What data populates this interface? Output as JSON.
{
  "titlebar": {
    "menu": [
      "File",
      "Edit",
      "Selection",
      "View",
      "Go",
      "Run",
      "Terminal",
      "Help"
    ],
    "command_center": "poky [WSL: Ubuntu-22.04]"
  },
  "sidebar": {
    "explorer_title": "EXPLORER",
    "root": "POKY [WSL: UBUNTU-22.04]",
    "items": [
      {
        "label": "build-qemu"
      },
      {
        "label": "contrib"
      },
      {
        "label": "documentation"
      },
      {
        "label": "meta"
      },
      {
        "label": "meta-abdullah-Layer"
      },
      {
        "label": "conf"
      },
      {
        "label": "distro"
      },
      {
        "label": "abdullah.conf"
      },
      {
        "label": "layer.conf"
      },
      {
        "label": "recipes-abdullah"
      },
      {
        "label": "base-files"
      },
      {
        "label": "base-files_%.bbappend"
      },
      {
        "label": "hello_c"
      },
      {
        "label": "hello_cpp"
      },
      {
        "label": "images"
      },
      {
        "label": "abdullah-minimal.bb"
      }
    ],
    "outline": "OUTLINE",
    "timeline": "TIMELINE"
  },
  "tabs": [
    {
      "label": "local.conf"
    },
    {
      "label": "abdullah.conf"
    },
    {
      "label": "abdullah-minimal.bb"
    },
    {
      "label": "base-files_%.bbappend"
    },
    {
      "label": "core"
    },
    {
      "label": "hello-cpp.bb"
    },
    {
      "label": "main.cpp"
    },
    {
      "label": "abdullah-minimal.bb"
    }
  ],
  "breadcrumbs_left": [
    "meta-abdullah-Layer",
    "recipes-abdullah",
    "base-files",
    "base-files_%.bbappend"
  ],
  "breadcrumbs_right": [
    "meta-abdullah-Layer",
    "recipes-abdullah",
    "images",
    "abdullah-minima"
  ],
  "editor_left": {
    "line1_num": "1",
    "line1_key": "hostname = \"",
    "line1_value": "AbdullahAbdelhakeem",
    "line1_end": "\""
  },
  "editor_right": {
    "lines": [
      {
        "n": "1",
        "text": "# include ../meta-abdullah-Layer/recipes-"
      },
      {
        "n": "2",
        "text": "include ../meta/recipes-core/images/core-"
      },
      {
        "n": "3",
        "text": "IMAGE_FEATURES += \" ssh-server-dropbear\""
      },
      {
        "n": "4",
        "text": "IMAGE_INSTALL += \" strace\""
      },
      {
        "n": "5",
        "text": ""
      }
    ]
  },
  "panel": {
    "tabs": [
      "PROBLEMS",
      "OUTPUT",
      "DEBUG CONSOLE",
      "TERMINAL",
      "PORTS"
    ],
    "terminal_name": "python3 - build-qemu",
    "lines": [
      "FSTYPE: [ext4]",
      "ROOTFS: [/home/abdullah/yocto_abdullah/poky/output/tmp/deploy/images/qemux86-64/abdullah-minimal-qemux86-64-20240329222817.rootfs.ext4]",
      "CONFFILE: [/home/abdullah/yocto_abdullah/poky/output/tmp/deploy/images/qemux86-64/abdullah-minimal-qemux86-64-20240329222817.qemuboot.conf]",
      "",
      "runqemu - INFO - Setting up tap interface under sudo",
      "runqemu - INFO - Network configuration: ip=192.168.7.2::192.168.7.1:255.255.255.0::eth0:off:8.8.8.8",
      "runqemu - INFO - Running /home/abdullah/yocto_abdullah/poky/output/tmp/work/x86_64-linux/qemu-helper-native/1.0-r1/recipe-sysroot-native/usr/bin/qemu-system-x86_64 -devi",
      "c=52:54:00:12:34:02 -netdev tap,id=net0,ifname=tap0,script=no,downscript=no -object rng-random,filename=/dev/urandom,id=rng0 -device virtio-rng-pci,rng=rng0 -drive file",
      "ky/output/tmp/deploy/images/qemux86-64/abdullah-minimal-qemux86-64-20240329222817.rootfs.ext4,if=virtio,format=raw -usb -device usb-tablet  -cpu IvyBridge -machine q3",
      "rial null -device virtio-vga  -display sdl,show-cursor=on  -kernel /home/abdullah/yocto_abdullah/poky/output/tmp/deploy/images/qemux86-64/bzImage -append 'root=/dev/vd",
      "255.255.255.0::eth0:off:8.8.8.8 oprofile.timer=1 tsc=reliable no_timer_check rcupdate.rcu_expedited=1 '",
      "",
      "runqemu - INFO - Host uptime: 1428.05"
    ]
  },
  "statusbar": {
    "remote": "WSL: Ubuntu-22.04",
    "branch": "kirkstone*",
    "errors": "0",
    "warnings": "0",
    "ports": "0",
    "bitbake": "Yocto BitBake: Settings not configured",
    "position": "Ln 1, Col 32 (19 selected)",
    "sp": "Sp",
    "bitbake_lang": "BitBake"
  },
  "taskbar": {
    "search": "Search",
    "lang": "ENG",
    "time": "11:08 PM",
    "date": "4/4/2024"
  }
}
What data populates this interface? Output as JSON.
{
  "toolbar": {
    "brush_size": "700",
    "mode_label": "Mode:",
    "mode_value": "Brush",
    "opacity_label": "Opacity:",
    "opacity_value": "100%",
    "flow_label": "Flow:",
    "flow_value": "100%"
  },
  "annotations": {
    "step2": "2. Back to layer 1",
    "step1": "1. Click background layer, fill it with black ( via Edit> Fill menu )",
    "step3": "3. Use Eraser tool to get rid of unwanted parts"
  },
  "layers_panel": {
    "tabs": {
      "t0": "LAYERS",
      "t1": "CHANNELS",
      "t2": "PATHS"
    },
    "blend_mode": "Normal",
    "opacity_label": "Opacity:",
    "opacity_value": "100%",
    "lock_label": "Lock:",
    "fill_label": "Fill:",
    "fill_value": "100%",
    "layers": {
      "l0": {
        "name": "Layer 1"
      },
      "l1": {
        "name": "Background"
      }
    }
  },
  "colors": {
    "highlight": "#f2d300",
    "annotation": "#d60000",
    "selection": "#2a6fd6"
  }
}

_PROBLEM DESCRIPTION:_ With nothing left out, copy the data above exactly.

_OUTPUT FOR THIS EXERCISE:_
What data populates this interface? Output as JSON.
{
  "titlebar": {
    "menu": [
      "File",
      "Edit",
      "Selection",
      "View",
      "Go",
      "Run",
      "Terminal",
      "Help"
    ],
    "command_center": "poky [WSL: Ubuntu-22.04]"
  },
  "sidebar": {
    "explorer_title": "EXPLORER",
    "root": "POKY [WSL: UBUNTU-22.04]",
    "items": [
      {
        "label": "build-qemu"
      },
      {
        "label": "contrib"
      },
      {
        "label": "documentation"
      },
      {
        "label": "meta"
      },
      {
        "label": "meta-abdullah-Layer"
      },
      {
        "label": "conf"
      },
      {
        "label": "distro"
      },
      {
        "label": "abdullah.conf"
      },
      {
        "label": "layer.conf"
      },
      {
        "label": "recipes-abdullah"
      },
      {
        "label": "base-files"
      },
      {
        "label": "base-files_%.bbappend"
      },
      {
        "label": "hello_c"
      },
      {
        "label": "hello_cpp"
      },
      {
        "label": "images"
      },
      {
        "label": "abdullah-minimal.bb"
      }
    ],
    "outline": "OUTLINE",
    "timeline": "TIMELINE"
  },
  "tabs": [
    {
      "label": "local.conf"
    },
    {
      "label": "abdullah.conf"
    },
    {
      "label": "abdullah-minimal.bb"
    },
    {
      "label": "base-files_%.bbappend"
    },
    {
      "label": "core"
    },
    {
      "label": "hello-cpp.bb"
    },
    {
      "label": "main.cpp"
    },
    {
      "label": "abdullah-minimal.bb"
    }
  ],
  "breadcrumbs_left": [
    "meta-abdullah-Layer",
    "recipes-abdullah",
    "base-files",
    "base-files_%.bbappend"
  ],
  "breadcrumbs_right": [
    "meta-abdullah-Layer",
    "recipes-abdullah",
    "images",
    "abdullah-minima"
  ],
  "editor_left": {
    "line1_num": "1",
    "line1_key": "hostname = \"",
    "line1_value": "AbdullahAbdelhakeem",
    "line1_end": "\""
  },
  "editor_right": {
    "lines": [
      {
        "n": "1",
        "text": "# include ../meta-abdullah-Layer/recipes-"
      },
      {
        "n": "2",
        "text": "include ../meta/recipes-core/images/core-"
      },
      {
        "n": "3",
        "text": "IMAGE_FEATURES += \" ssh-server-dropbear\""
      },
      {
        "n": "4",
        "text": "IMAGE_INSTALL += \" strace\""
      },
      {
        "n": "5",
        "text": ""
      }
    ]
  },
  "panel": {
    "tabs": [
      "PROBLEMS",
      "OUTPUT",
      "DEBUG CONSOLE",
      "TERMINAL",
      "PORTS"
    ],
    "terminal_name": "python3 - build-qemu",
    "lines": [
      "FSTYPE: [ext4]",
      "ROOTFS: [/home/abdullah/yocto_abdullah/poky/output/tmp/deploy/images/qemux86-64/abdullah-minimal-qemux86-64-20240329222817.rootfs.ext4]",
      "CONFFILE: [/home/abdullah/yocto_abdullah/poky/output/tmp/deploy/images/qemux86-64/abdullah-minimal-qemux86-64-20240329222817.qemuboot.conf]",
      "",
      "runqemu - INFO - Setting up tap interface under sudo",
      "runqemu - INFO - Network configuration: ip=192.168.7.2::192.168.7.1:255.255.255.0::eth0:off:8.8.8.8",
      "runqemu - INFO - Running /home/abdullah/yocto_abdullah/poky/output/tmp/work/x86_64-linux/qemu-helper-native/1.0-r1/recipe-sysroot-native/usr/bin/qemu-system-x86_64 -devi",
      "c=52:54:00:12:34:02 -netdev tap,id=net0,ifname=tap0,script=no,downscript=no -object rng-random,filename=/dev/urandom,id=rng0 -device virtio-rng-pci,rng=rng0 -drive file",
      "ky/output/tmp/deploy/images/qemux86-64/abdullah-minimal-qemux86-64-20240329222817.rootfs.ext4,if=virtio,format=raw -usb -device usb-tablet  -cpu IvyBridge -machine q3",
      "rial null -device virtio-vga  -display sdl,show-cursor=on  -kernel /home/abdullah/yocto_abdullah/poky/output/tmp/deploy/images/qemux86-64/bzImage -append 'root=/dev/vd",
      "255.255.255.0::eth0:off:8.8.8.8 oprofile.timer=1 tsc=reliable no_timer_check rcupdate.rcu_expedited=1 '",
      "",
      "runqemu - INFO - Host uptime: 1428.05"
    ]
  },
  "statusbar": {
    "remote": "WSL: Ubuntu-22.04",
    "branch": "kirkstone*",
    "errors": "0",
    "warnings": "0",
    "ports": "0",
    "bitbake": "Yocto BitBake: Settings not configured",
    "position": "Ln 1, Col 32 (19 selected)",
    "sp": "Sp",
    "bitbake_lang": "BitBake"
  },
  "taskbar": {
    "search": "Search",
    "lang": "ENG",
    "time": "11:08 PM",
    "date": "4/4/2024"
  }
}
What data populates this interface? Output as JSON.
{
  "toolbar": {
    "brush_size": "700",
    "mode_label": "Mode:",
    "mode_value": "Brush",
    "opacity_label": "Opacity:",
    "opacity_value": "100%",
    "flow_label": "Flow:",
    "flow_value": "100%"
  },
  "annotations": {
    "step2": "2. Back to layer 1",
    "step1": "1. Click background layer, fill it with black ( via Edit> Fill menu )",
    "step3": "3. Use Eraser tool to get rid of unwanted parts"
  },
  "layers_panel": {
    "tabs": {
      "t0": "LAYERS",
      "t1": "CHANNELS",
      "t2": "PATHS"
    },
    "blend_mode": "Normal",
    "opacity_label": "Opacity:",
    "opacity_value": "100%",
    "lock_label": "Lock:",
    "fill_label": "Fill:",
    "fill_value": "100%",
    "layers": {
      "l0": {
        "name": "Layer 1"
      },
      "l1": {
        "name": "Background"
      }
    }
  },
  "colors": {
    "highlight": "#f2d300",
    "annotation": "#d60000",
    "selection": "#2a6fd6"
  }
}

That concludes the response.